*** Block opens ***
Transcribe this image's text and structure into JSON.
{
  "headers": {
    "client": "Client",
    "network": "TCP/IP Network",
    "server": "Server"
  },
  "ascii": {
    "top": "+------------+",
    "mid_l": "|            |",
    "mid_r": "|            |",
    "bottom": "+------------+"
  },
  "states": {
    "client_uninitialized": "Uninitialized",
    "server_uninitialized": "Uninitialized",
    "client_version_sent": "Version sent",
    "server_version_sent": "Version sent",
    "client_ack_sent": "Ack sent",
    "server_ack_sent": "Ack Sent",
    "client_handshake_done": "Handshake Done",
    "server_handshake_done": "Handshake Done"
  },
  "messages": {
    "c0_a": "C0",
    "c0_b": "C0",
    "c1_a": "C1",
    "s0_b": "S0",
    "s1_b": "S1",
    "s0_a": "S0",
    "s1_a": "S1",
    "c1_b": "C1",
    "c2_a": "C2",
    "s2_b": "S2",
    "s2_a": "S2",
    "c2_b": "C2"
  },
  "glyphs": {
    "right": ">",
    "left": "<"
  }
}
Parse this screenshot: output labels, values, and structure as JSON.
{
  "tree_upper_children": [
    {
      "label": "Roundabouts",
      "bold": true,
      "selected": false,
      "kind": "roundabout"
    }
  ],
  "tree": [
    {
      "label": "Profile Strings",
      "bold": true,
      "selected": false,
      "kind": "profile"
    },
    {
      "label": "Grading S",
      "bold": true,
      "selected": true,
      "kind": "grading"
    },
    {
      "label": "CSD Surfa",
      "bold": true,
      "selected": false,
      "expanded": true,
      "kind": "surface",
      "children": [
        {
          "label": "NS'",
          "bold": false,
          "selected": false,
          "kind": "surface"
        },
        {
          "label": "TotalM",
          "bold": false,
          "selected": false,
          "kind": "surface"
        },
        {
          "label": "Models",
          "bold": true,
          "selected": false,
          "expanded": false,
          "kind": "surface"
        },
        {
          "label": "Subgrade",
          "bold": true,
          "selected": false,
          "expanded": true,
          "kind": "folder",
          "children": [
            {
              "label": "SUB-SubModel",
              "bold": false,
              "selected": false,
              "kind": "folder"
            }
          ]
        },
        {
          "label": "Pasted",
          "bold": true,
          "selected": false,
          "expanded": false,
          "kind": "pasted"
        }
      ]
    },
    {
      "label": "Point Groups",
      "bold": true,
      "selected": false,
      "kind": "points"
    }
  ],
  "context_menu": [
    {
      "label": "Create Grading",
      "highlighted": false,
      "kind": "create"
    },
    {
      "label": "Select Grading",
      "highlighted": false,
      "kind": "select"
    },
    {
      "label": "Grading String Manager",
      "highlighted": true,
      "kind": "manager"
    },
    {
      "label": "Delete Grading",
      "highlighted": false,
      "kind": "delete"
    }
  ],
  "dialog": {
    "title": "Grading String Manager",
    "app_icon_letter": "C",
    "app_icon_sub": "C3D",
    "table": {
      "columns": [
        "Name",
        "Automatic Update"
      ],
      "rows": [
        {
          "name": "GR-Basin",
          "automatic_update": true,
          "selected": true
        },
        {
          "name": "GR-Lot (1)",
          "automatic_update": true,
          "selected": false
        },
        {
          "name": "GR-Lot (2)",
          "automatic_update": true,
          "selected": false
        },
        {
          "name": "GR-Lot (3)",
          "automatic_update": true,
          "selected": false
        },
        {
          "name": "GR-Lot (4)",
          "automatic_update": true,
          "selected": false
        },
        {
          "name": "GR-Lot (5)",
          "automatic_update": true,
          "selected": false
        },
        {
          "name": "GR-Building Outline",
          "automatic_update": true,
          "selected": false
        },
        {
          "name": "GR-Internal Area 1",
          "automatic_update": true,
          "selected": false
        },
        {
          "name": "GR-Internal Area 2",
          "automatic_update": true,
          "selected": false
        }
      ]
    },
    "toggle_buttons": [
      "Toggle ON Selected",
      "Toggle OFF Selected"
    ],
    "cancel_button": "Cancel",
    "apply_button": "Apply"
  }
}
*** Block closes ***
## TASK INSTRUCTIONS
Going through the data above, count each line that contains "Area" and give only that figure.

## TASK RESULT
2